But he said the atmosphere during his leg of the torch’s journey was ‘fantastic – just a big party’.
“The exitement of doing something so unique and sharing that with my partner and my eldest daughter was great,” he said.
The youngest Ilkestonian to carry the torch was 18-year-old Aidan Smith, who is all set to travel to the Olympic Stadium where he will work as a field judge during the Games.
The Derby College student was nominated because of the work he does around the UK
to help youngsters to be more active in sports.
“It was fantastic,” he said.
“There were thousands of people there watching me run.
“I was really happy to be picked.”
Dedicated fundraiser Michael Turton, 46, said the atmosphere was ‘buzzing’ as he paraded the streets.
Since 2002 Michael has raised thousands of pounds taking part in charity runs and cycle rides, including the gruelling Keswick to Barrow 40-mile run in the Lake District and Land’s End to John O’Groats on a six-seater bike.
“It was an amazing day right from the very start,” he said.
Michael, who works at Rolls Royce, was nominated by his family.
Grant Barker, of Kirk Hallam, has been an athletics coach in the area for more than 20 years.

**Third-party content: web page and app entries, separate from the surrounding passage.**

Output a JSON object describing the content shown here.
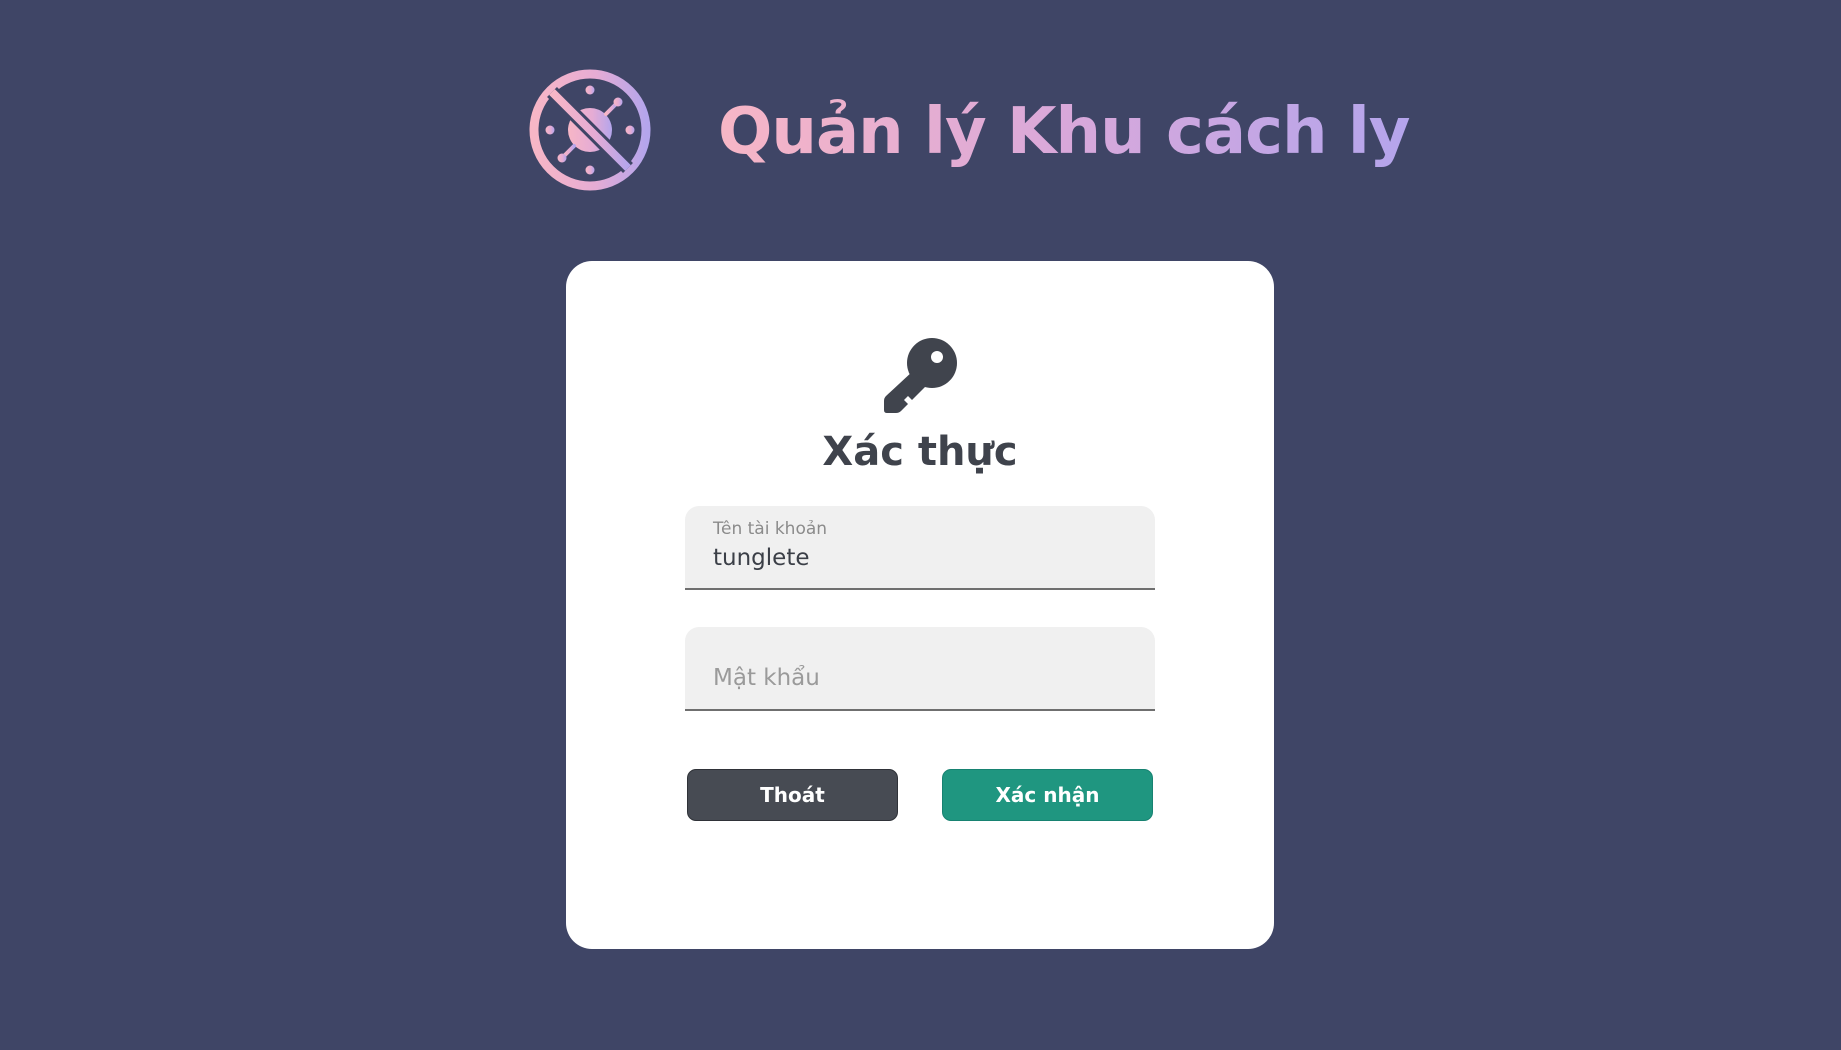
{
  "header": {
    "logo_icon": "no-virus-icon",
    "title": "Quản lý Khu cách ly",
    "title_gradient": [
      "#f7b6c6",
      "#d9a8da",
      "#b4a5ec"
    ]
  },
  "auth_card": {
    "icon": "key-icon",
    "title": "Xác thực",
    "username": {
      "label": "Tên tài khoản",
      "value": "tunglete"
    },
    "password": {
      "placeholder": "Mật khẩu",
      "value": ""
    },
    "buttons": {
      "exit_label": "Thoát",
      "confirm_label": "Xác nhận"
    }
  },
  "colors": {
    "background": "#3f4566",
    "card": "#ffffff",
    "exit_button": "#474b53",
    "confirm_button": "#1f9680",
    "title_text": "#3f434c"
  }
}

The 45-year-old was one of three coaches who set up Kirk Hallam Athletics Club and since then has helped countless budding athletes aged from 15 to 44 achieve their dreams – and all in his spare time.
He now coaches at Nottinghamshire Athletics CLub seven days a week on a voluntary basis.
“It was amazing,” he said, “Better than I thought it could have been.”
He was nominated by his daughter Chloe.
“The coaching is something I’ve dedicated myself to – it isn’t just a hobby.”
University student Adam White, of Stapleford, was nominated for the work he has done at Phoenix Tramplining Club in Kirk Hallam, since he became a coach at the age of 16.
Last year at the age of 20 he became the youngest level four trampoline coach in the UK.
Adam coaches at least nine hours a week voluntarily alongside his studies at Nottingham Trent and works in schools to give children a taste of the sport.
He said on the Olympic torch website: “I’m not a person of many words and being nominated is very nice but I’m not in my sport for rewards.”